> [ABOUT THIS EXERCISE]: Identify all lines below that hold "NSQF" and collect them.

> [THE INPUT]:
-=-=-=-=-

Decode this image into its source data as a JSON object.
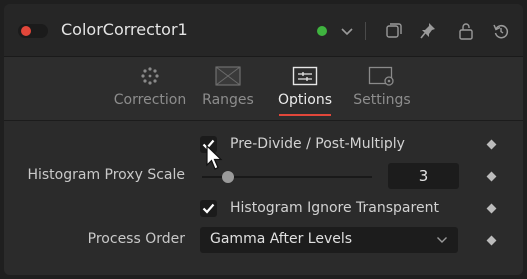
{
  "header": {
    "title": "ColorCorrector1",
    "icons": [
      "enable-toggle",
      "status-dot",
      "chevron-down-icon",
      "versions-icon",
      "pin-icon",
      "lock-icon",
      "reset-icon"
    ],
    "accent": "#e2473a",
    "status_color": "#3fb33f"
  },
  "tabs": [
    {
      "label": "Correction",
      "icon": "color-wheel-icon",
      "active": false
    },
    {
      "label": "Ranges",
      "icon": "ranges-icon",
      "active": false
    },
    {
      "label": "Options",
      "icon": "options-icon",
      "active": true
    },
    {
      "label": "Settings",
      "icon": "settings-icon",
      "active": false
    }
  ],
  "options": {
    "predivide": {
      "label": "Pre-Divide / Post-Multiply",
      "checked": true
    },
    "proxy_scale": {
      "label": "Histogram Proxy Scale",
      "value": "3"
    },
    "ignore_transparent": {
      "label": "Histogram Ignore Transparent",
      "checked": true
    },
    "process_order": {
      "label": "Process Order",
      "value": "Gamma After Levels"
    }
  }
}
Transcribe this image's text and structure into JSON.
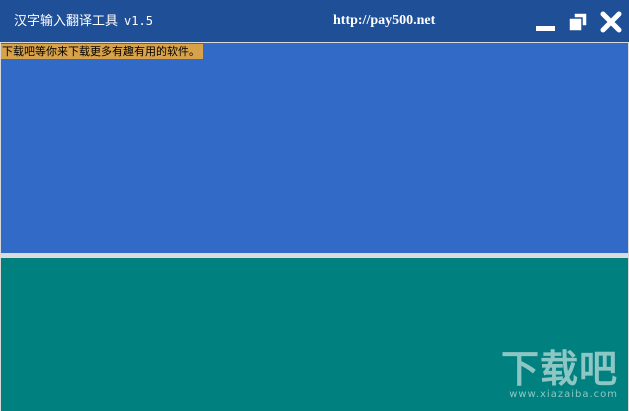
{
  "titlebar": {
    "app_name": "汉字输入翻译工具",
    "version": "v1.5",
    "url": "http://pay500.net",
    "controls": {
      "minimize_icon": "minimize-icon",
      "maximize_icon": "restore-icon",
      "close_icon": "close-icon"
    }
  },
  "top_panel": {
    "notice": "下载吧等你来下载更多有趣有用的软件。"
  },
  "watermark": {
    "logo_text": "下载吧",
    "site": "www.xiazaiba.com"
  },
  "colors": {
    "titlebar": "#1f4f96",
    "top_panel": "#316ac7",
    "bottom_panel": "#00807e",
    "notice_bg": "#d7a24a"
  }
}
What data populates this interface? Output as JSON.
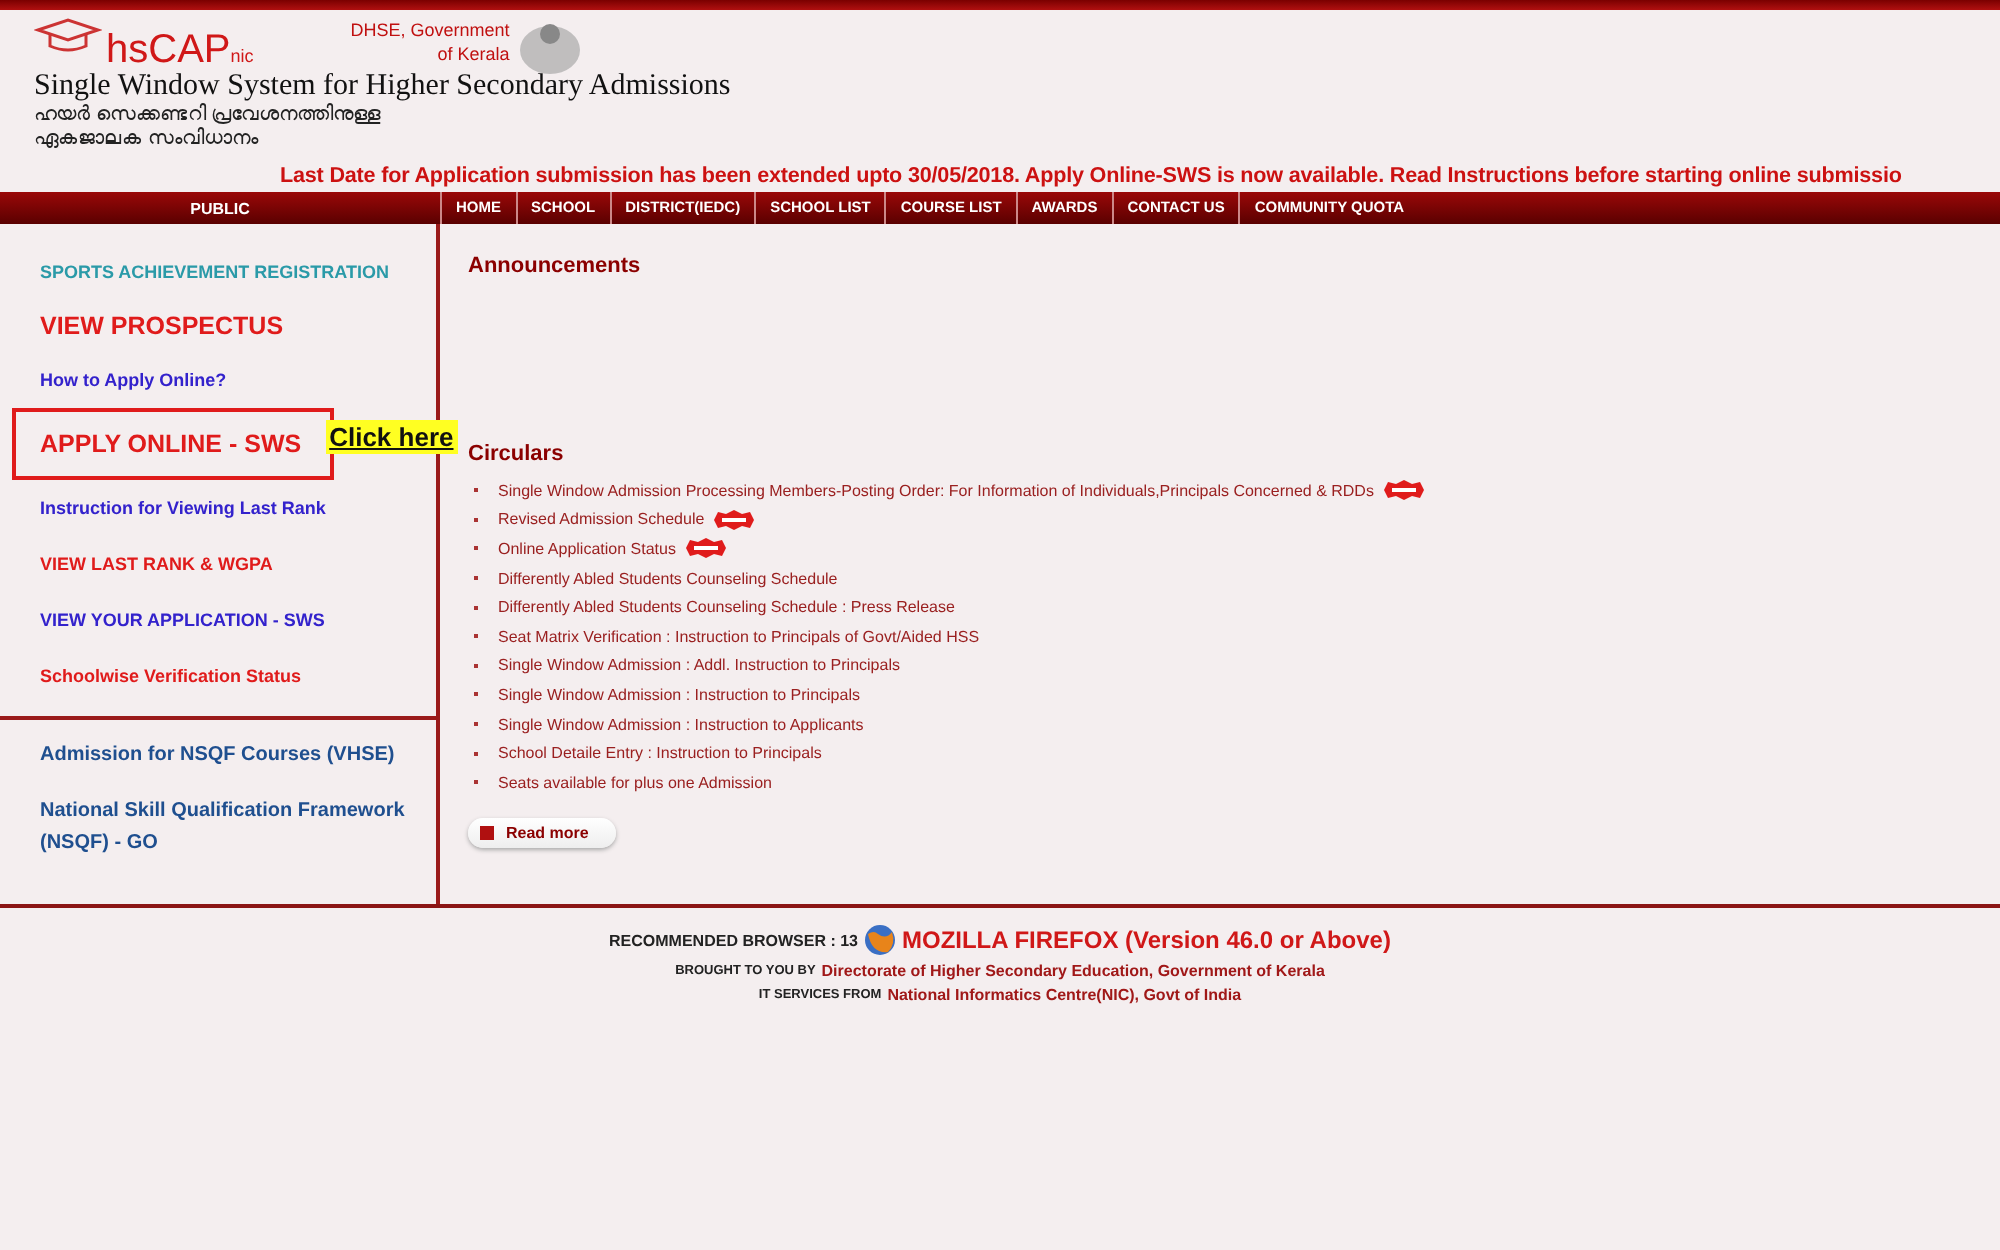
{
  "header": {
    "logo_text": "hsCAP",
    "logo_sub": "nic",
    "agency": "DHSE, Government of Kerala",
    "title": "Single Window System for Higher Secondary Admissions",
    "subtitle_lines": [
      "ഹയർ സെക്കണ്ടറി പ്രവേശനത്തിനുള്ള",
      "ഏകജാലക സംവിധാനം"
    ]
  },
  "ticker": "Last Date for Application submission has been extended upto 30/05/2018. Apply Online-SWS is now available. Read Instructions before starting online submissio",
  "sidebar_title": "PUBLIC",
  "nav": [
    "HOME",
    "SCHOOL",
    "DISTRICT(IEDC)",
    "SCHOOL LIST",
    "COURSE LIST",
    "AWARDS",
    "CONTACT US",
    "COMMUNITY QUOTA"
  ],
  "sidebar": {
    "items": [
      {
        "label": "SPORTS ACHIEVEMENT REGISTRATION",
        "color": "#2a9aa8",
        "kind": "small",
        "highlighted": false
      },
      {
        "label": "VIEW PROSPECTUS",
        "color": "#e01b1b",
        "kind": "large",
        "highlighted": false
      },
      {
        "label": "How to Apply Online?",
        "color": "#3322cc",
        "kind": "small",
        "highlighted": false
      },
      {
        "label": "APPLY ONLINE - SWS",
        "color": "#e01b1b",
        "kind": "large",
        "highlighted": true,
        "callout": "Click here"
      },
      {
        "label": "Instruction for Viewing Last Rank",
        "color": "#3322cc",
        "kind": "small",
        "highlighted": false
      },
      {
        "label": "VIEW LAST RANK & WGPA",
        "color": "#e01b1b",
        "kind": "small",
        "highlighted": false
      },
      {
        "label": "VIEW YOUR APPLICATION - SWS",
        "color": "#3322cc",
        "kind": "small",
        "highlighted": false
      },
      {
        "label": "Schoolwise Verification Status",
        "color": "#e01b1b",
        "kind": "small",
        "highlighted": false
      }
    ],
    "lower_items": [
      "Admission for NSQF Courses (VHSE)",
      "National Skill Qualification Framework (NSQF) - GO"
    ]
  },
  "announcements": {
    "title": "Announcements"
  },
  "circulars": {
    "title": "Circulars",
    "items": [
      {
        "text": "Single Window Admission Processing Members-Posting Order: For Information of Individuals,Principals Concerned & RDDs",
        "new": true
      },
      {
        "text": "Revised Admission Schedule",
        "new": true
      },
      {
        "text": "Online Application Status",
        "new": true
      },
      {
        "text": "Differently Abled Students Counseling Schedule",
        "new": false
      },
      {
        "text": "Differently Abled Students Counseling Schedule : Press Release",
        "new": false
      },
      {
        "text": "Seat Matrix Verification : Instruction to Principals of Govt/Aided HSS",
        "new": false
      },
      {
        "text": "Single Window Admission : Addl. Instruction to Principals",
        "new": false
      },
      {
        "text": "Single Window Admission : Instruction to Principals",
        "new": false
      },
      {
        "text": "Single Window Admission : Instruction to Applicants",
        "new": false
      },
      {
        "text": "School Detaile Entry : Instruction to Principals",
        "new": false
      },
      {
        "text": "Seats available for plus one Admission",
        "new": false
      }
    ],
    "read_more": "Read more"
  },
  "footer": {
    "browser_label": "RECOMMENDED BROWSER : 13",
    "browser": "MOZILLA FIREFOX (Version 46.0 or Above)",
    "brought_label": "BROUGHT TO YOU BY",
    "brought": "Directorate of Higher Secondary Education, Government of Kerala",
    "it_label": "IT SERVICES FROM",
    "it": "National Informatics Centre(NIC), Govt of India"
  }
}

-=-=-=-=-

> [RESULT OF THIS EXERCISE]:
      "Admission for NSQF Courses (VHSE)",
      "National Skill Qualification Framework (NSQF) - GO"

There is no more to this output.